(Element data from apps and pages)
....

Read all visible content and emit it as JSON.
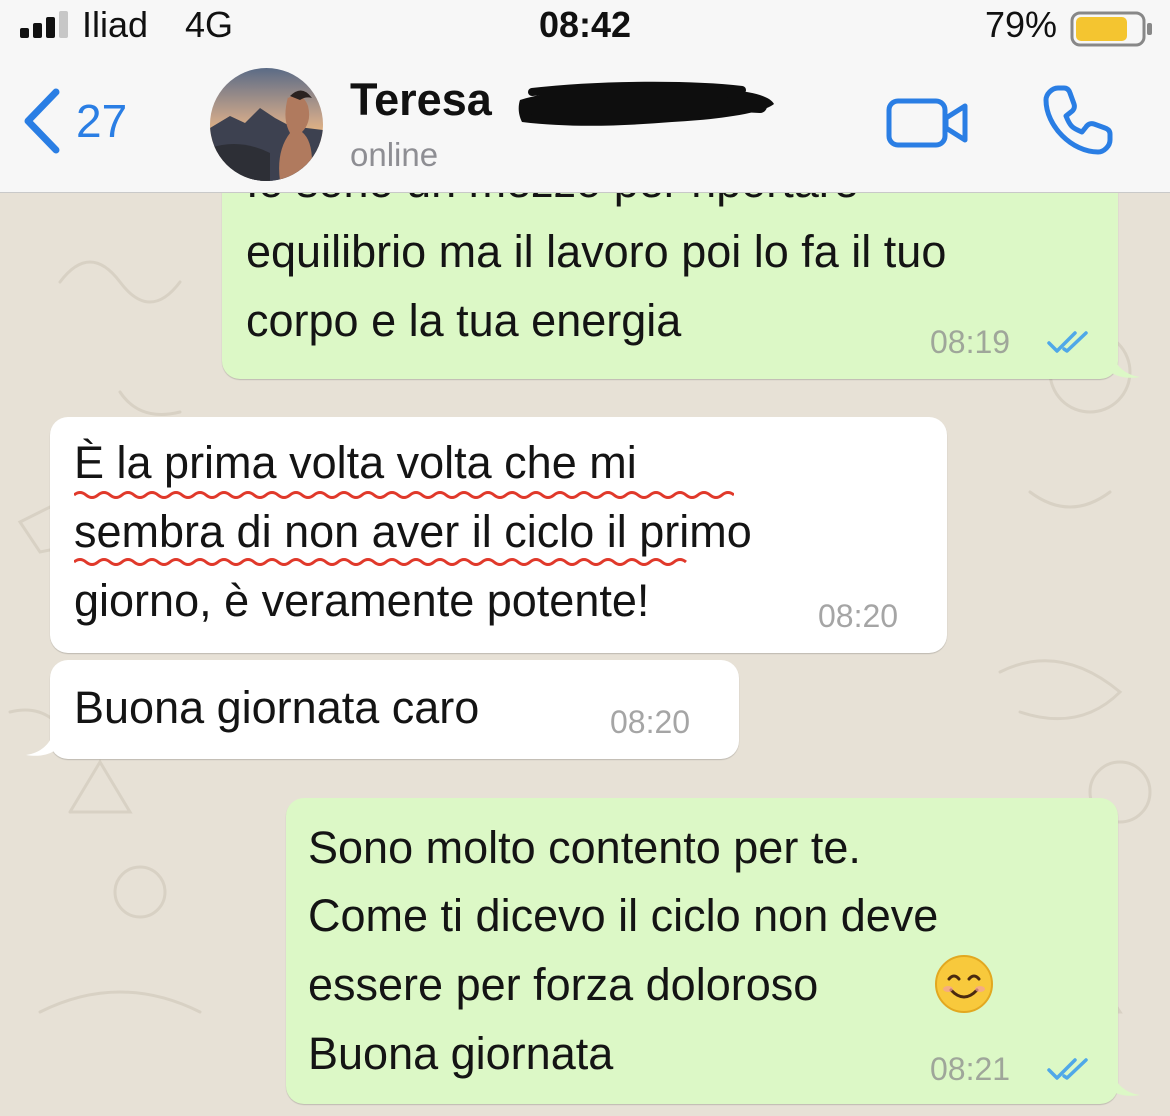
{
  "status_bar": {
    "carrier": "Iliad",
    "network": "4G",
    "time": "08:42",
    "battery": "79%",
    "battery_level": 0.79
  },
  "header": {
    "back_count": "27",
    "contact_name": "Teresa",
    "contact_status": "online"
  },
  "messages": [
    {
      "direction": "outgoing",
      "lines": [
        "Io sono un mezzo per riportare",
        "equilibrio ma il lavoro poi lo fa il tuo",
        "corpo e la tua energia"
      ],
      "time": "08:19",
      "status": "read"
    },
    {
      "direction": "incoming",
      "lines": [
        "È la prima volta volta che mi",
        "sembra di non aver il ciclo il primo",
        "giorno, è veramente potente!"
      ],
      "time": "08:20"
    },
    {
      "direction": "incoming",
      "lines": [
        "Buona giornata caro"
      ],
      "time": "08:20"
    },
    {
      "direction": "outgoing",
      "lines": [
        "Sono molto contento per te.",
        "Come ti dicevo il ciclo non deve",
        "essere per forza doloroso",
        "Buona giornata"
      ],
      "time": "08:21",
      "status": "read"
    }
  ],
  "colors": {
    "accent": "#2a7ee4",
    "outgoing_bubble": "#dcf8c6",
    "incoming_bubble": "#ffffff",
    "read_ticks": "#4fa8e8",
    "underline": "#e0392b"
  }
}
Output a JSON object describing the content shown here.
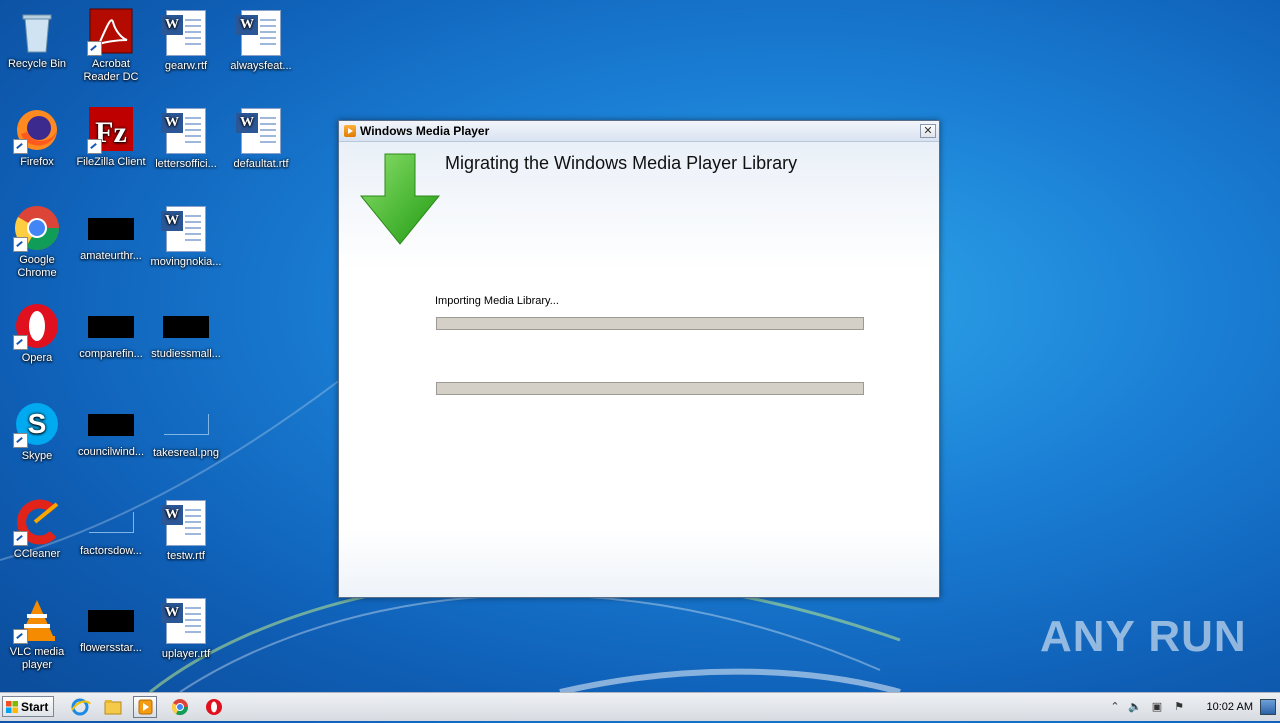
{
  "desktop": {
    "icons": [
      {
        "label": "Recycle Bin",
        "name": "recycle-bin-icon"
      },
      {
        "label": "Acrobat Reader DC",
        "name": "acrobat-reader-icon"
      },
      {
        "label": "gearw.rtf",
        "name": "word-document-icon"
      },
      {
        "label": "alwaysfeat...",
        "name": "word-document-icon"
      },
      {
        "label": "Firefox",
        "name": "firefox-icon"
      },
      {
        "label": "FileZilla Client",
        "name": "filezilla-icon"
      },
      {
        "label": "lettersoffici...",
        "name": "word-document-icon"
      },
      {
        "label": "defaultat.rtf",
        "name": "word-document-icon"
      },
      {
        "label": "Google Chrome",
        "name": "chrome-icon"
      },
      {
        "label": "amateurthr...",
        "name": "image-thumbnail-icon"
      },
      {
        "label": "movingnokia...",
        "name": "word-document-icon"
      },
      {
        "label": "Opera",
        "name": "opera-icon"
      },
      {
        "label": "comparefin...",
        "name": "image-thumbnail-icon"
      },
      {
        "label": "studiessmall...",
        "name": "image-thumbnail-icon"
      },
      {
        "label": "Skype",
        "name": "skype-icon"
      },
      {
        "label": "councilwind...",
        "name": "image-thumbnail-icon"
      },
      {
        "label": "takesreal.png",
        "name": "image-thumbnail-icon"
      },
      {
        "label": "CCleaner",
        "name": "ccleaner-icon"
      },
      {
        "label": "factorsdow...",
        "name": "image-thumbnail-icon"
      },
      {
        "label": "testw.rtf",
        "name": "word-document-icon"
      },
      {
        "label": "VLC media player",
        "name": "vlc-icon"
      },
      {
        "label": "flowersstar...",
        "name": "image-thumbnail-icon"
      },
      {
        "label": "uplayer.rtf",
        "name": "word-document-icon"
      }
    ]
  },
  "dialog": {
    "title": "Windows Media Player",
    "close_label": "✕",
    "heading": "Migrating the Windows Media Player Library",
    "status": "Importing Media Library...",
    "progress_1": 0,
    "progress_2": 0
  },
  "watermark": "ANY RUN",
  "taskbar": {
    "start_label": "Start",
    "pinned": [
      {
        "name": "internet-explorer-icon"
      },
      {
        "name": "file-explorer-icon"
      },
      {
        "name": "windows-media-player-icon",
        "active": true
      },
      {
        "name": "chrome-icon"
      },
      {
        "name": "opera-icon"
      }
    ],
    "clock": "10:02 AM"
  },
  "colors": {
    "desktop_bg": "#1a7ed4",
    "progress_track": "#d4d0c8",
    "arrow_green": "#3cb521"
  }
}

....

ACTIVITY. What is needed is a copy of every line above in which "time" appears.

EXERCISE SOLUTION.
    "time": "08:42",
      "time": "08:19",
      "time": "08:20"
      "time": "08:20"
      "time": "08:21",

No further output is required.